_Your task_. After reading the data below, copy out every line that contains the word "value".
──────── Data extracts
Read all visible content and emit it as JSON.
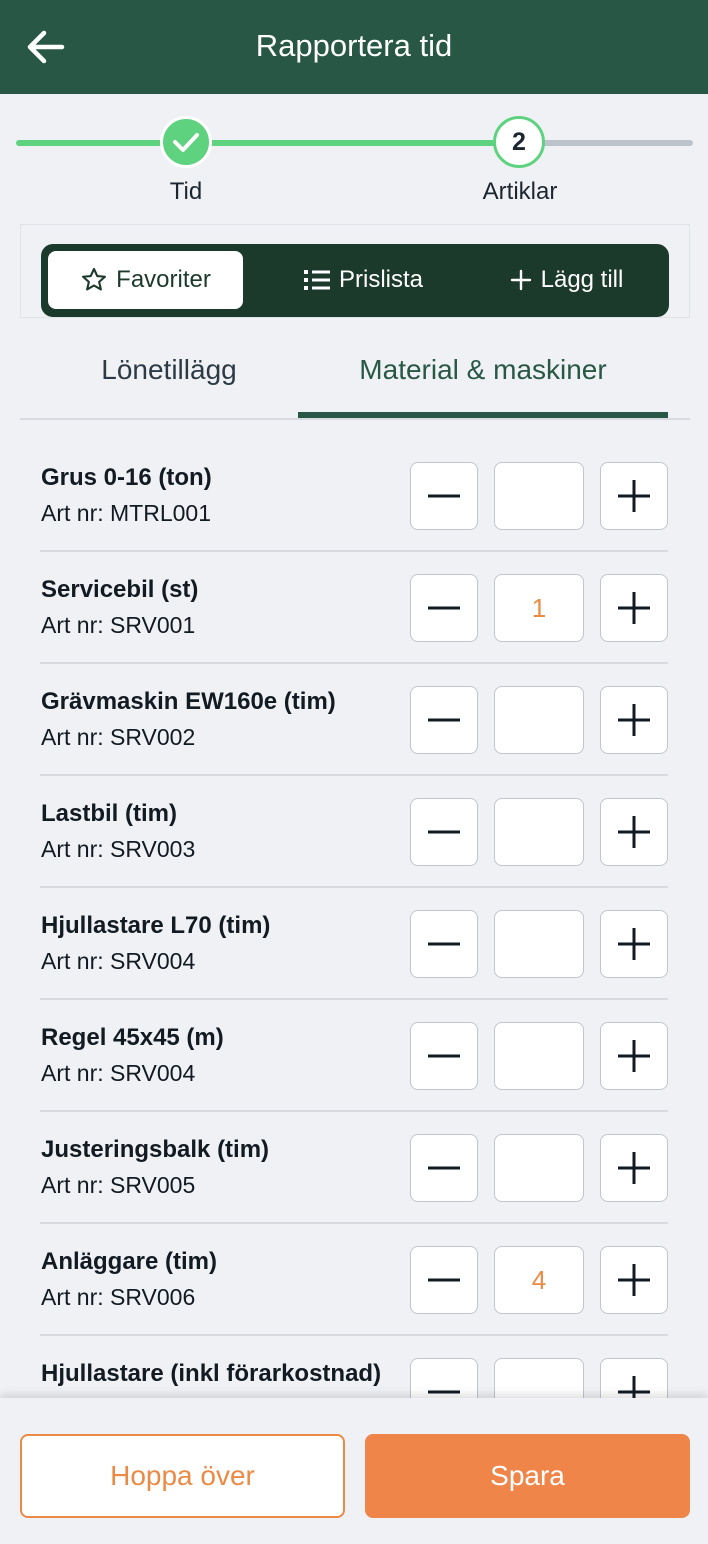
{
  "header": {
    "title": "Rapportera tid"
  },
  "stepper": {
    "steps": [
      {
        "label": "Tid",
        "status": "done"
      },
      {
        "label": "Artiklar",
        "number": "2",
        "status": "current"
      }
    ]
  },
  "segments": [
    {
      "label": "Favoriter",
      "icon": "star-icon",
      "active": true
    },
    {
      "label": "Prislista",
      "icon": "list-icon",
      "active": false
    },
    {
      "label": "Lägg till",
      "icon": "plus-icon",
      "active": false
    }
  ],
  "tabs": [
    {
      "label": "Lönetillägg",
      "active": false
    },
    {
      "label": "Material & maskiner",
      "active": true
    }
  ],
  "items": [
    {
      "name": "Grus 0-16 (ton)",
      "art": "Art nr: MTRL001",
      "qty": ""
    },
    {
      "name": "Servicebil (st)",
      "art": "Art nr: SRV001",
      "qty": "1"
    },
    {
      "name": "Grävmaskin EW160e (tim)",
      "art": "Art nr: SRV002",
      "qty": ""
    },
    {
      "name": "Lastbil (tim)",
      "art": "Art nr: SRV003",
      "qty": ""
    },
    {
      "name": "Hjullastare L70 (tim)",
      "art": "Art nr: SRV004",
      "qty": ""
    },
    {
      "name": "Regel 45x45 (m)",
      "art": "Art nr: SRV004",
      "qty": ""
    },
    {
      "name": "Justeringsbalk (tim)",
      "art": "Art nr: SRV005",
      "qty": ""
    },
    {
      "name": "Anläggare (tim)",
      "art": "Art nr: SRV006",
      "qty": "4"
    },
    {
      "name": "Hjullastare (inkl förarkostnad)",
      "art": "",
      "qty": ""
    }
  ],
  "footer": {
    "skip_label": "Hoppa över",
    "save_label": "Spara"
  },
  "colors": {
    "header_bg": "#285845",
    "accent_green": "#5fd27f",
    "accent_orange": "#f0854a",
    "segment_bg": "#1c3a2c"
  }
}
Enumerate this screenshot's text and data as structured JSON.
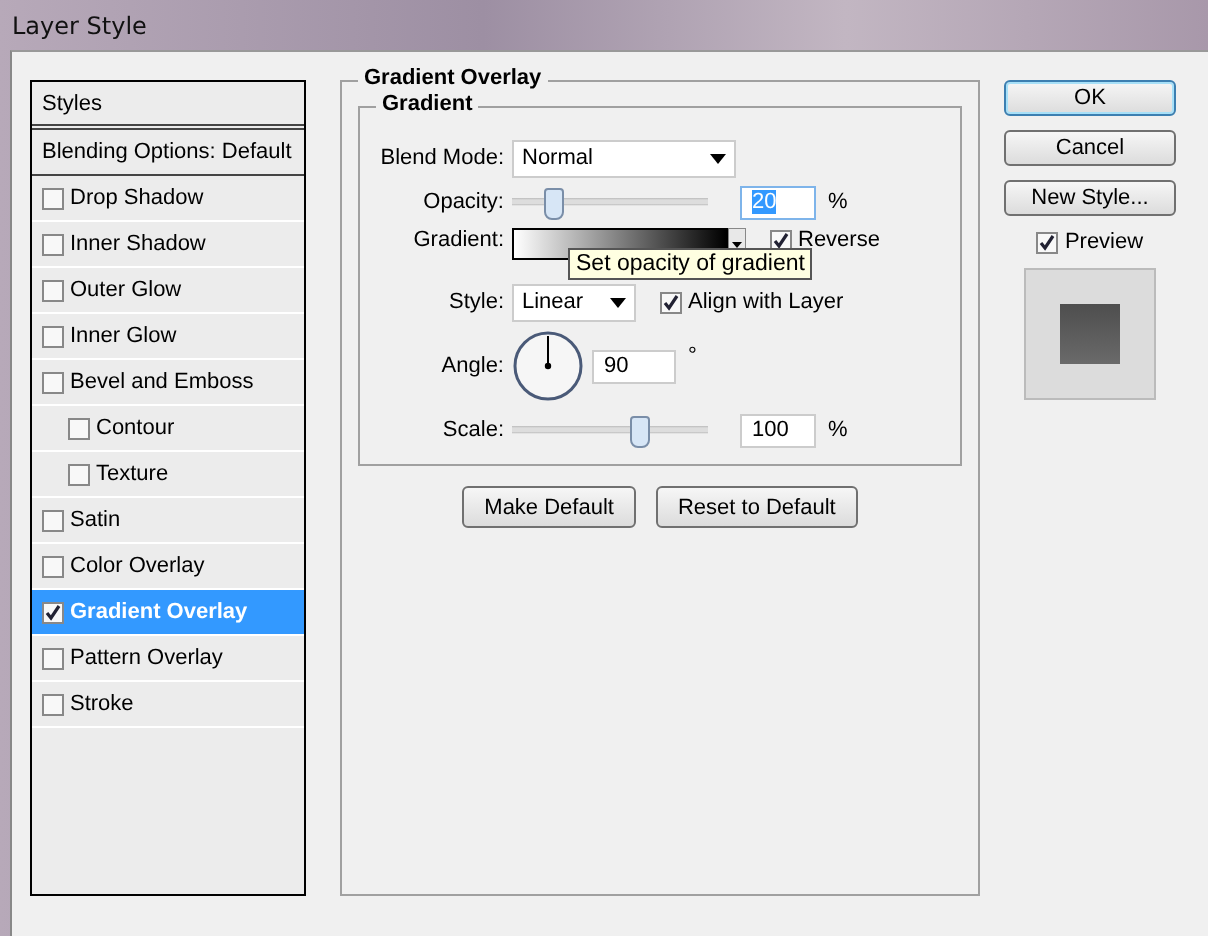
{
  "window": {
    "title": "Layer Style"
  },
  "styles": [
    {
      "kind": "header",
      "label": "Styles",
      "selected": false
    },
    {
      "kind": "header",
      "label": "Blending Options: Default",
      "selected": false
    },
    {
      "kind": "effect",
      "label": "Drop Shadow",
      "checked": false,
      "selected": false
    },
    {
      "kind": "effect",
      "label": "Inner Shadow",
      "checked": false,
      "selected": false
    },
    {
      "kind": "effect",
      "label": "Outer Glow",
      "checked": false,
      "selected": false
    },
    {
      "kind": "effect",
      "label": "Inner Glow",
      "checked": false,
      "selected": false
    },
    {
      "kind": "effect",
      "label": "Bevel and Emboss",
      "checked": false,
      "selected": false,
      "children": [
        {
          "kind": "effect",
          "label": "Contour",
          "checked": false,
          "selected": false
        },
        {
          "kind": "effect",
          "label": "Texture",
          "checked": false,
          "selected": false
        }
      ]
    },
    {
      "kind": "effect",
      "label": "Satin",
      "checked": false,
      "selected": false
    },
    {
      "kind": "effect",
      "label": "Color Overlay",
      "checked": false,
      "selected": false
    },
    {
      "kind": "effect",
      "label": "Gradient Overlay",
      "checked": true,
      "selected": true
    },
    {
      "kind": "effect",
      "label": "Pattern Overlay",
      "checked": false,
      "selected": false
    },
    {
      "kind": "effect",
      "label": "Stroke",
      "checked": false,
      "selected": false
    }
  ],
  "panel": {
    "title": "Gradient Overlay",
    "group": "Gradient",
    "blend_mode": {
      "label": "Blend Mode:",
      "value": "Normal"
    },
    "opacity": {
      "label": "Opacity:",
      "level": 0.2,
      "value": "20",
      "unit": "%"
    },
    "gradient": {
      "label": "Gradient:",
      "reverse": {
        "label": "Reverse",
        "checked": true
      }
    },
    "tooltip": "Set opacity of gradient",
    "style": {
      "label": "Style:",
      "value": "Linear",
      "align": {
        "label": "Align with Layer",
        "checked": true
      }
    },
    "angle": {
      "label": "Angle:",
      "value": "90",
      "unit": "°"
    },
    "scale": {
      "label": "Scale:",
      "level": 0.64,
      "value": "100",
      "unit": "%"
    },
    "buttons": [
      "Make Default",
      "Reset to Default"
    ]
  },
  "actions": [
    {
      "label": "OK",
      "kind": "default"
    },
    {
      "label": "Cancel",
      "kind": "normal"
    },
    {
      "label": "New Style...",
      "kind": "normal"
    }
  ],
  "preview": {
    "label": "Preview",
    "checked": true
  }
}
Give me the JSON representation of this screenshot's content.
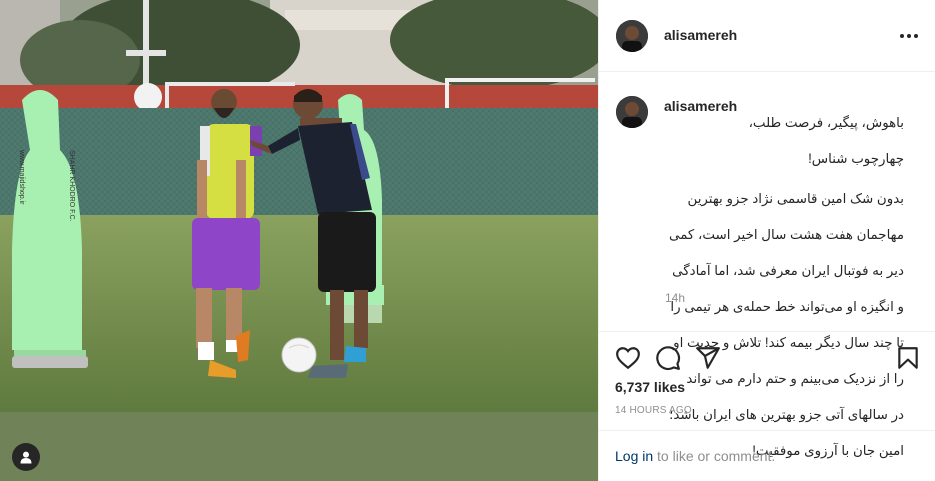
{
  "post": {
    "username": "alisamereh",
    "caption_lines": [
      "باهوش، پیگیر، فرصت طلب،",
      "چهارچوب شناس!",
      "بدون شک امین قاسمی نژاد جزو بهترین",
      "مهاجمان هفت هشت سال اخیر است، کمی",
      "دیر به فوتبال ایران معرفی شد، اما آمادگی",
      "و انگیزه او می‌تواند خط حمله‌ی هر تیمی را",
      "تا چند سال دیگر بیمه کند! تلاش و جدیت او",
      "را از نزدیک می‌بینم و حتم دارم می تواند",
      "در سالهای آتی جزو بهترین های ایران باشد؛",
      "امین جان با آرزوی موفقیت!"
    ],
    "time_ago": "14h",
    "likes": "6,737 likes",
    "date": "14 HOURS AGO",
    "login_link": "Log in",
    "login_suffix": " to like or comment."
  },
  "photo": {
    "dummy_text_1": "SHAHR KHODRO F.C.",
    "dummy_text_2": "www.majidshop.ir"
  },
  "icons": {
    "more": "more-options-icon",
    "like": "heart-icon",
    "comment": "comment-icon",
    "share": "share-icon",
    "save": "bookmark-icon",
    "tag": "user-tag-icon"
  }
}
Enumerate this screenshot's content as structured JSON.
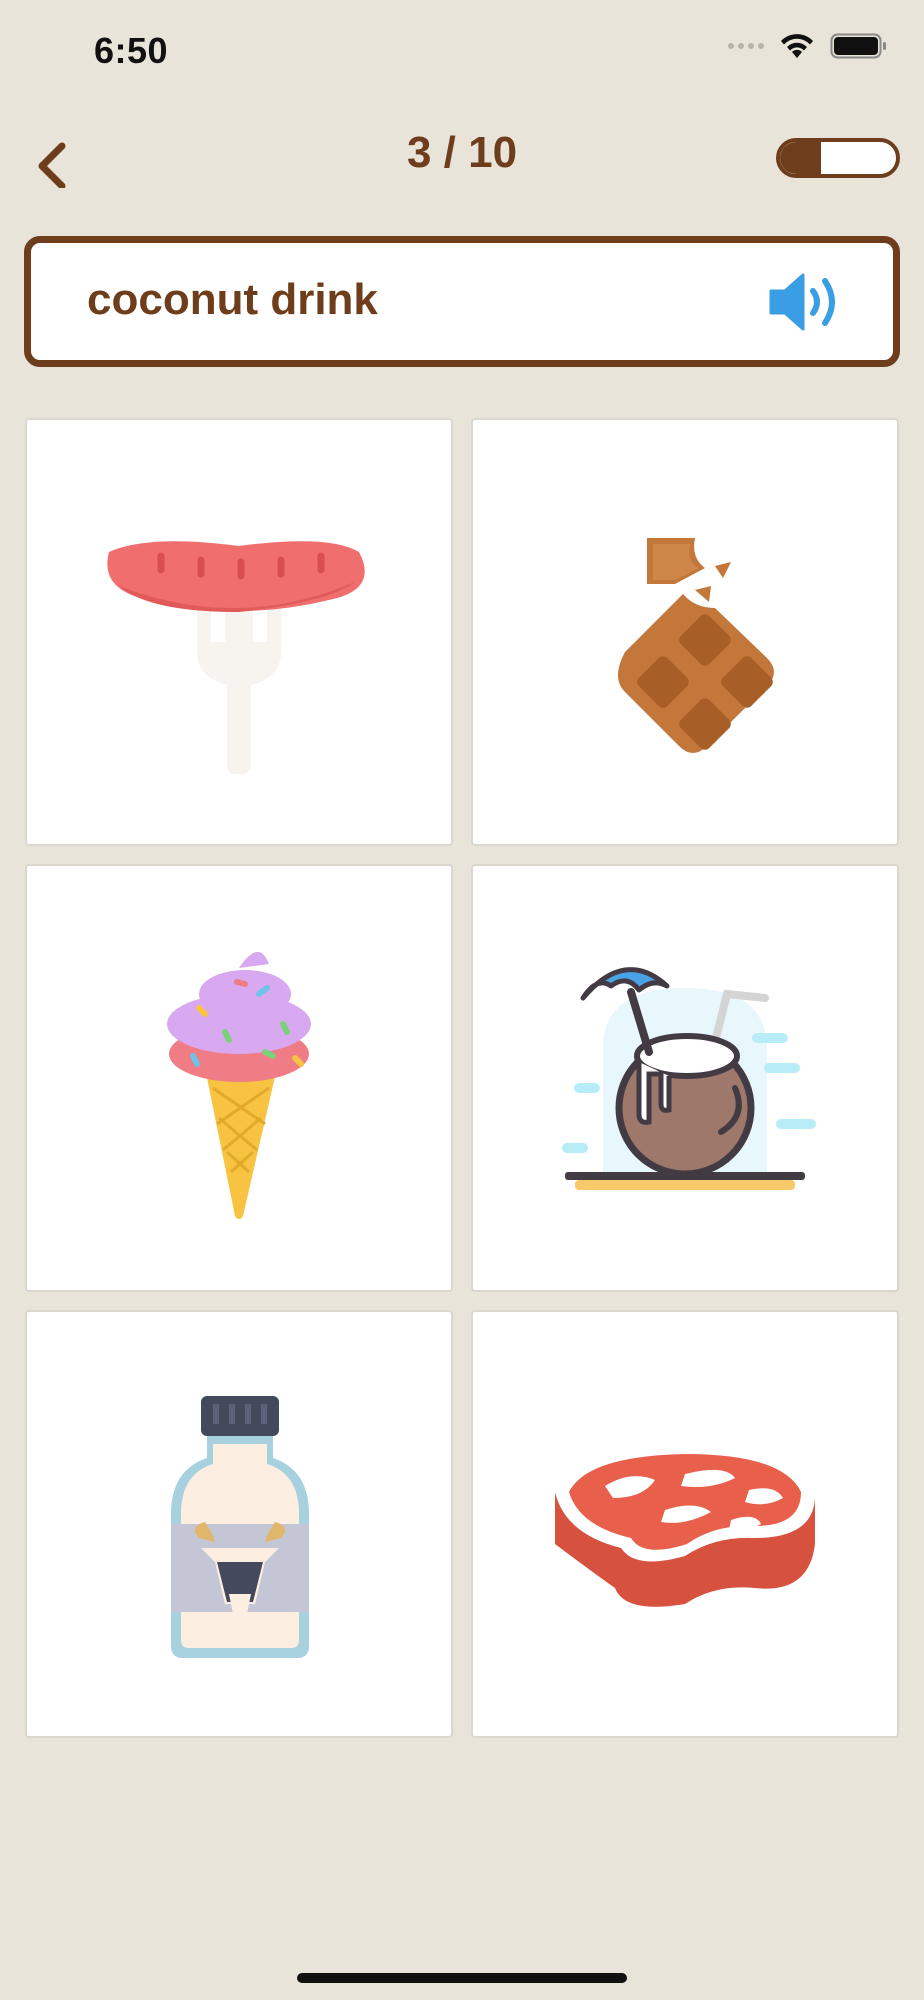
{
  "status_bar": {
    "time": "6:50"
  },
  "nav": {
    "progress": "3 / 10",
    "sound_toggle_level": 0.35
  },
  "prompt": {
    "text": "coconut drink"
  },
  "options": [
    {
      "icon": "sausage-on-fork-icon"
    },
    {
      "icon": "chocolate-bar-icon"
    },
    {
      "icon": "ice-cream-cone-icon"
    },
    {
      "icon": "coconut-drink-icon"
    },
    {
      "icon": "goat-milk-bottle-icon"
    },
    {
      "icon": "steak-icon"
    }
  ],
  "colors": {
    "background": "#e9e4da",
    "accent": "#6e3d1c",
    "speaker": "#3a9ee4",
    "tile_border": "#dcd7ce"
  }
}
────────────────
_Written answer_.
      "value": "Normal"
      "value": "20",
      "value": "Linear",
      "value": "90",
      "value": "100",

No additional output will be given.